### Dataset
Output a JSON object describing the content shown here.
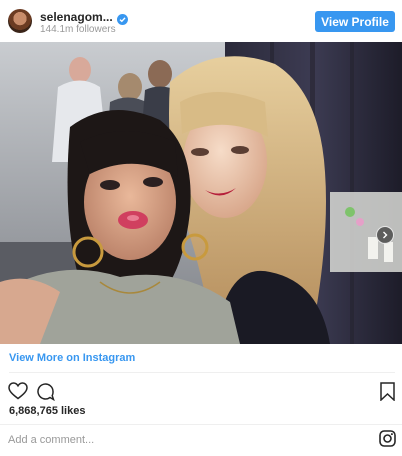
{
  "header": {
    "username": "selenagom...",
    "followers": "144.1m followers",
    "view_profile_label": "View Profile",
    "verified_icon": "verified-badge-icon",
    "accent_color": "#3897f0"
  },
  "post": {
    "image_icon": "photo",
    "carousel_icon": "chevron-right-icon"
  },
  "footer": {
    "view_more_label": "View More on Instagram",
    "likes": "6,868,765 likes",
    "comment_placeholder": "Add a comment...",
    "icons": [
      "heart-icon",
      "comment-icon",
      "bookmark-icon",
      "instagram-icon"
    ]
  }
}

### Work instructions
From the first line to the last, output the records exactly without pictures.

### The completed task
Output a JSON object describing the content shown here.
{
  "header": {
    "username": "selenagom...",
    "followers": "144.1m followers",
    "view_profile_label": "View Profile",
    "verified_icon": "verified-badge-icon",
    "accent_color": "#3897f0"
  },
  "post": {
    "image_icon": "photo",
    "carousel_icon": "chevron-right-icon"
  },
  "footer": {
    "view_more_label": "View More on Instagram",
    "likes": "6,868,765 likes",
    "comment_placeholder": "Add a comment...",
    "icons": [
      "heart-icon",
      "comment-icon",
      "bookmark-icon",
      "instagram-icon"
    ]
  }
}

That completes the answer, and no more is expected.